The journey of Indian Television industry so far has been very interesting and has witnessed exponential growth. Starting with one channel Doordarshan, liberalisation in 1991 opened the Indian television market. Today there are close to 800+ channels and still counting. With the growing demand for cable from subscribers, there was a huge leakage in tax revenues to the government due to unaccounted or under reported subscribers in the cable distribution.
To curb the leakage, TRAI in 2012 issued a mandate to digitise the entire Indian cable TV distribution in a phase-wise manner.
Hence arrived the set top boxes. This was the second biggest game changer in the Indian television market. There was a shift in power and monopoly from Local Cable Operators (LCOs) to Multi-system Cable Operators (MSOs). Simultaneously there was strengthening of Direct to Home (DTH) players in the TV distribution industry, emerging as a competition to the cable players. So the question that looms is can DTH replace the cable MSOs?

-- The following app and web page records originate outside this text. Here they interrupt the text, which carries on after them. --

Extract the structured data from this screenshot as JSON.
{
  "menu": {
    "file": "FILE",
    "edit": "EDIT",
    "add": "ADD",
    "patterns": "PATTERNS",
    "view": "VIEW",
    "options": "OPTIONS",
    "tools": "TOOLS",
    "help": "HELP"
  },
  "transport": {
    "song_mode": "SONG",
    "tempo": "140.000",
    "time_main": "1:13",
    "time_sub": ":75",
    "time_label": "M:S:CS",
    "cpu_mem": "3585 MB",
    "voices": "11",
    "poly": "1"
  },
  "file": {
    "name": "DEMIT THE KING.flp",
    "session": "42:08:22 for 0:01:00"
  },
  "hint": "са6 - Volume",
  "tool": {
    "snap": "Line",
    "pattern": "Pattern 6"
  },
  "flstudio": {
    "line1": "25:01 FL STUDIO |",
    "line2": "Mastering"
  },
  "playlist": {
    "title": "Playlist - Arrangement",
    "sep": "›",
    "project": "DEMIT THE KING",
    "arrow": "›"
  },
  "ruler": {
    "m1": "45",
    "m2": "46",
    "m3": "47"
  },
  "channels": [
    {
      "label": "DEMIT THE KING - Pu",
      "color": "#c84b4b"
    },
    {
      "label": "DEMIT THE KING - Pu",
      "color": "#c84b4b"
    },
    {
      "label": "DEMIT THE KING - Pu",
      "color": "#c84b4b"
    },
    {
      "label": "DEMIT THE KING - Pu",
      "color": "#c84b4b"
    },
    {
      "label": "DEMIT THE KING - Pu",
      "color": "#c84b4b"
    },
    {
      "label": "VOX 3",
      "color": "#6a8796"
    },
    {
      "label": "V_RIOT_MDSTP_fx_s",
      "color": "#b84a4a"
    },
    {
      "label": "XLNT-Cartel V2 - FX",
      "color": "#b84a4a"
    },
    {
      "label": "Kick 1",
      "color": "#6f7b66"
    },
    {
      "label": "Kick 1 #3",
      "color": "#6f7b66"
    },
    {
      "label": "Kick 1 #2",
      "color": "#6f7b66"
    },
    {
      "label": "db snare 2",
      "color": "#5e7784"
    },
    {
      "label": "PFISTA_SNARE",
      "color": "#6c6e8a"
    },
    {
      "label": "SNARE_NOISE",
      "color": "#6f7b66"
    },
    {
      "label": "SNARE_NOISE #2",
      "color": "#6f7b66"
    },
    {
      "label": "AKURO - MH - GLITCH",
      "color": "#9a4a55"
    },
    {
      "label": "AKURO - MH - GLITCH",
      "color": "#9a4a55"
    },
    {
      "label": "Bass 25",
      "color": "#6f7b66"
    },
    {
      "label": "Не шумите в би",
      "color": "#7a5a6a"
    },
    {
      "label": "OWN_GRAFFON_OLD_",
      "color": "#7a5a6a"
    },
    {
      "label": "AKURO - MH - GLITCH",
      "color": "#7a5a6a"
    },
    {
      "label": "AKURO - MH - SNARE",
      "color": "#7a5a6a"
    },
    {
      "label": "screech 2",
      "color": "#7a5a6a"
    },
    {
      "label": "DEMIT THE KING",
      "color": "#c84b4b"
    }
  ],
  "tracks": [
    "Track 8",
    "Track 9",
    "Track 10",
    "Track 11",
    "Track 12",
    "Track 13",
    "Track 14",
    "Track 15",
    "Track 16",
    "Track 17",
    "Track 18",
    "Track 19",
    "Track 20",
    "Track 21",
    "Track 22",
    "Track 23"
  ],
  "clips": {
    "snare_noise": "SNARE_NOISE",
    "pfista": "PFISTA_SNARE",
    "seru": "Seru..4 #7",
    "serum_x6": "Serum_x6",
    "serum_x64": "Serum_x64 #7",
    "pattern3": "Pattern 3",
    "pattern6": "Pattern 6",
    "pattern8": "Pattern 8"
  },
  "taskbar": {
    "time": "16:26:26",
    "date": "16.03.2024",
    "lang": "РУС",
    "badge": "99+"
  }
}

The rise of DTH players in early phase of digitisation:
DTH players have predominantly concentrated in the rural areas where the cable MSOs have limited reach. With the onset of digitisation, DTH players got an entry to the urban markets in the early phases of digitisation. Urban subscribers now have an option to choose either from the set top boxes from the local cable operators or DTH players. In India, there are a total of 6 private and one national DTH players. During this time, we saw an increased marketing and advertising spending from the DTH players in their pursuit to increase their market share in the urban markets.
Can DTH replace the cable players:

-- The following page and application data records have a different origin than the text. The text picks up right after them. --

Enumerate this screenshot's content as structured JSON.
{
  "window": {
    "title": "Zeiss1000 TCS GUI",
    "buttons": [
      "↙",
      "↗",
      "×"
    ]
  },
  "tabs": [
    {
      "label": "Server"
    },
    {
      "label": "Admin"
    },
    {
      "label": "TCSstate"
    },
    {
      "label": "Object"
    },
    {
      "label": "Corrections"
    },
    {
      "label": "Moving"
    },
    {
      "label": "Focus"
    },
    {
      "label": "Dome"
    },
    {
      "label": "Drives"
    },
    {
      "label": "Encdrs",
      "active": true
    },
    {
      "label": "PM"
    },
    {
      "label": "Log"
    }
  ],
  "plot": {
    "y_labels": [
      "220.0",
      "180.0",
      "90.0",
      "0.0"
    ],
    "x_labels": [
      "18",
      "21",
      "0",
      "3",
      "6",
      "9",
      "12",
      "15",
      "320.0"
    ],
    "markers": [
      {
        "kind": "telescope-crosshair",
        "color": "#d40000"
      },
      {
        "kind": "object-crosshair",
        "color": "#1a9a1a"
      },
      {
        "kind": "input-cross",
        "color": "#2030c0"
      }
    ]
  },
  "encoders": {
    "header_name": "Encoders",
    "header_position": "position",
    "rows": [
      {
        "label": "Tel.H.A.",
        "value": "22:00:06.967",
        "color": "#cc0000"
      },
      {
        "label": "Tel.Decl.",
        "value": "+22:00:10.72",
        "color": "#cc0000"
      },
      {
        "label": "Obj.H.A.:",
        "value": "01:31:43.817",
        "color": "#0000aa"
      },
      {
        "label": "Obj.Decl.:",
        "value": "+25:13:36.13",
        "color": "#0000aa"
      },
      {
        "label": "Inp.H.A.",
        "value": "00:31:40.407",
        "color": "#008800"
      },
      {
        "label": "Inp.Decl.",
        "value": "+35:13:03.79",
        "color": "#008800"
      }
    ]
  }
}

The answer is a big NO. While the DTH players emerged in the digitisation phase I and II of the cable market in India, cable MSOs still have an edge. According to the set top box seeding status of phase II released by government, DTH players in India could grab about 30% of the market share while the rest remained with the Cable MSOs. Hence we see slow adoption rates of the DTH in India. The reasons for the same would be a discussion for another day.
Phase III and IV digitisation scenario:

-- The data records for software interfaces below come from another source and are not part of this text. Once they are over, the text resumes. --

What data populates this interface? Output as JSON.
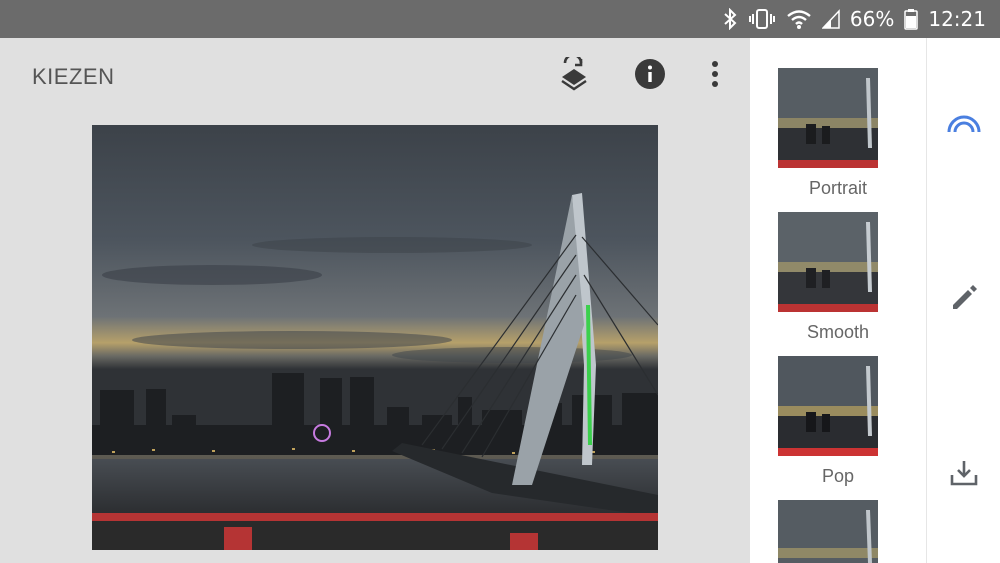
{
  "status": {
    "battery_percent": "66%",
    "time": "12:21",
    "icons": [
      "bluetooth-icon",
      "vibrate-icon",
      "wifi-icon",
      "cell-signal-icon",
      "battery-icon"
    ]
  },
  "editor": {
    "title": "KIEZEN",
    "toolbar_icons": [
      "stack-rotate-icon",
      "info-icon",
      "more-vert-icon"
    ]
  },
  "looks": {
    "items": [
      {
        "label": "Portrait"
      },
      {
        "label": "Smooth"
      },
      {
        "label": "Pop"
      },
      {
        "label": ""
      }
    ]
  },
  "rail": {
    "icons": [
      "looks-arc-icon",
      "edit-pencil-icon",
      "download-icon"
    ],
    "accent_color": "#4a7fe0"
  }
}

We are currently in the phase III of digitisation, which is considered to be tough since the market is highly fragmented. Some of the key trends to look out for are:
- Extensive competition from the DTH players since this has predominantly been their market. In this market, DTH players score over cable MOSs since they can make use of the existing infrastructure to reach the subscribers without the added burden of infrastructure
- Slow adoption rate by the sub-urban and rural population, since the initial set-up costs will be high
- Huge investments from the MSO to develop the distribution infrastructure in these markets
- Consolidation of the fragmented local markets through partnerships and acquisitions of the local players
- Lower Average Revenue Per Users (ARPU) from this market in the initial phase since the subscribers would be sceptical in the early adoption
- Since this market holds huge volumes, this market will play a major decision maker in the market share. But the addition of high volumes would not reflect in increased revenues
Key trends to lookout for in the national markets:
In the national market the key trends that would be observed are:
- Consolidation of the MSOs at the national and regional level. Today there are 6000 MSOs and 60,000 LCOs. Consolidation could lead to emerging of 4-5 MSOs at the national levels. Majority of the consolidation will occur through acquisitions
- Offering of multi-play opportunities by the MSOs. Currently some of the prominent national cable operators like Hathway provide cable and broadband services. This will extend to multi-play opportunities where by the cable MSOs will provide along with TV and broadband, VoIP and other services
How MSOs can increase their ARPU:
On one hand, while MSOs are busy acquiring customers and ramping up their market share, they also need to think of ways in which they can increase their ARPU and grow profits. While MSO have very low differentiation amongst each other, they will need to focus on customer experience to keep the subscriber churn numbers in check and differentiate themselves from competition. Cable MSOs should:
- Analyse the consumption patterns of the customers and up-sell the offers and packages in real-time
- Target the high value segment of customers and provide them with personalised offers
- Provide small bundles and top-up offers in the rural market to increase the consumption from this market similar to the sachet selling by Fast Moving Consumer Goods (FMCG) players in the rural markets
- Increase the adoption of internet adoption in the rural markets cable MSOs should offer free introductory trial packs clubbed with the cable TV. Consumption of internet can be increased by giving attractively bundled offers
- Diversify and invest into the enterprise markets which would earn higher revenues compared to the retail markets
- Foray into the digital markets like Machine-to-Machine (M2M) which will drive the growth in the future.